* [DATASET ENTRIES]
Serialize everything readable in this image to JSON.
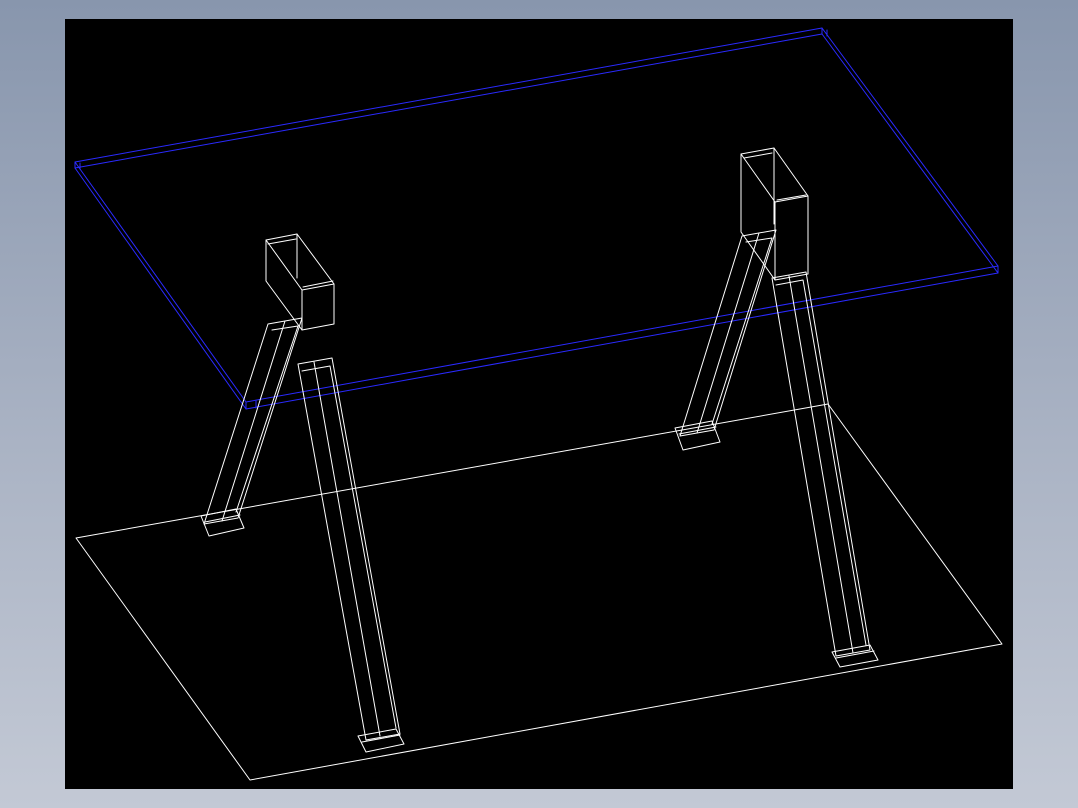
{
  "colors": {
    "background_gradient_top": "#8896ad",
    "background_gradient_bottom": "#c3c9d5",
    "viewport": "#000000",
    "tabletop_edges": "#2a2aff",
    "frame_edges": "#ffffff"
  },
  "scene": {
    "view": "isometric-wireframe",
    "objects": [
      "tabletop",
      "left-trestle",
      "right-trestle",
      "floor-plane"
    ]
  }
}
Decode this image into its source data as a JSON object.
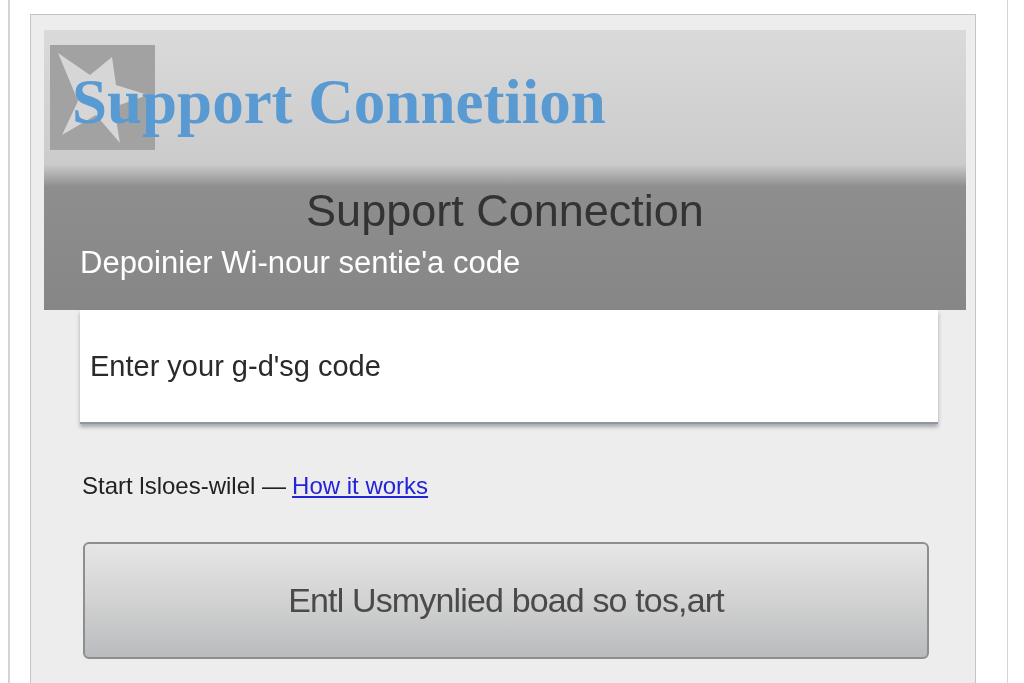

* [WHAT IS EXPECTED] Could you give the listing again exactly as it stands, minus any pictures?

* [WRITTEN SOLUTION]
Serialize everything readable in this image to JSON.
{
  "colors": {
    "background_gradient_top": "#8896ad",
    "background_gradient_bottom": "#c3c9d5",
    "viewport": "#000000",
    "tabletop_edges": "#2a2aff",
    "frame_edges": "#ffffff"
  },
  "scene": {
    "view": "isometric-wireframe",
    "objects": [
      "tabletop",
      "left-trestle",
      "right-trestle",
      "floor-plane"
    ]
  }
}
Decode this image into its source data as a JSON object.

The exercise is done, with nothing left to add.